> [WORK REQUIRED]:
Using the string "Contracts" as the key, pull each matching line out of the records below.

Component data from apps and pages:
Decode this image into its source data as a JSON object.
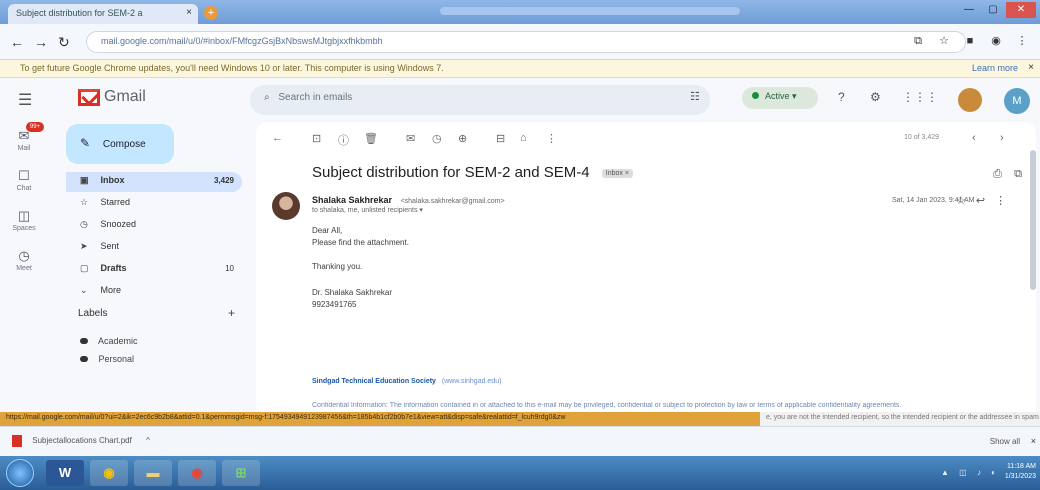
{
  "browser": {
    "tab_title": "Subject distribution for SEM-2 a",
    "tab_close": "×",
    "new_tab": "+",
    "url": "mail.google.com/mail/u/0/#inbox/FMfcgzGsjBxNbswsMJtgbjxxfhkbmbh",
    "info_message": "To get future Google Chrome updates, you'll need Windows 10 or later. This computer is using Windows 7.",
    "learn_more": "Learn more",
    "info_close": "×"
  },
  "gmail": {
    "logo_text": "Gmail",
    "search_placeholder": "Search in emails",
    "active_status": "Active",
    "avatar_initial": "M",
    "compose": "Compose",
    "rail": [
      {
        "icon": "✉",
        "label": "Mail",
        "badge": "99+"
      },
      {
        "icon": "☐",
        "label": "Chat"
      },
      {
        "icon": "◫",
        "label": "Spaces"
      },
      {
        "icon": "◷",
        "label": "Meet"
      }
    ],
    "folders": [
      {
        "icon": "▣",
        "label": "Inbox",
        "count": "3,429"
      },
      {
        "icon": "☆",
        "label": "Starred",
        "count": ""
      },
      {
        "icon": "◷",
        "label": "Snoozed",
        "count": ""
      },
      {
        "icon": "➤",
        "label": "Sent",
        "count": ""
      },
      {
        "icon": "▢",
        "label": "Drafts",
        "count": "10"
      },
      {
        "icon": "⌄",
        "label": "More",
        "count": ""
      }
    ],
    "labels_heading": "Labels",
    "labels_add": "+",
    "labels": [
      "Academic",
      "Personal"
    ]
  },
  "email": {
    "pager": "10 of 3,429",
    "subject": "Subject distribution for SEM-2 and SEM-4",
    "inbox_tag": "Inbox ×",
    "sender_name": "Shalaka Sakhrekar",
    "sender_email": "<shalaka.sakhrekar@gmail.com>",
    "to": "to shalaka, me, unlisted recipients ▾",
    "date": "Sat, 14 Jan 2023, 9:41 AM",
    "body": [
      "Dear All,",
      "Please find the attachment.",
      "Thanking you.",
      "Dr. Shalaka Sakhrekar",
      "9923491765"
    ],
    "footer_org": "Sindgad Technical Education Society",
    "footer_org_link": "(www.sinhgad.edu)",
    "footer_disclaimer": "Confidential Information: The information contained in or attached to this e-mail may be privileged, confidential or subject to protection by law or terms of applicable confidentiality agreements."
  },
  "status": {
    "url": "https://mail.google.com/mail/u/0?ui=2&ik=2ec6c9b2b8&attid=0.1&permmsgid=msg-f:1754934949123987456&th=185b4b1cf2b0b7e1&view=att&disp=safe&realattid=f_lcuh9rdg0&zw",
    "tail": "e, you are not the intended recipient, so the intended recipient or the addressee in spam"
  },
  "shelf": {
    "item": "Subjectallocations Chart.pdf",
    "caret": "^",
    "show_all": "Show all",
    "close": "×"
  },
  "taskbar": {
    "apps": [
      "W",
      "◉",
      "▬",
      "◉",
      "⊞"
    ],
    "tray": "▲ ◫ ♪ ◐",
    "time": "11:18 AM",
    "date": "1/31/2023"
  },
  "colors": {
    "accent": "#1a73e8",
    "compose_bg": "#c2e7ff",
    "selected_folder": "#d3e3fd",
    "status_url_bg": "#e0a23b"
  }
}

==

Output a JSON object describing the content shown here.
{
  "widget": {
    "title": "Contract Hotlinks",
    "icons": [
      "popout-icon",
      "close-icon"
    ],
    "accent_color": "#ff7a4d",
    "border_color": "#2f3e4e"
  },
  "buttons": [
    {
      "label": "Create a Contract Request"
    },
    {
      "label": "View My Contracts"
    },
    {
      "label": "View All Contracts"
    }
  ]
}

> [THE ANSWER]:
      "label": "View My Contracts"
      "label": "View All Contracts"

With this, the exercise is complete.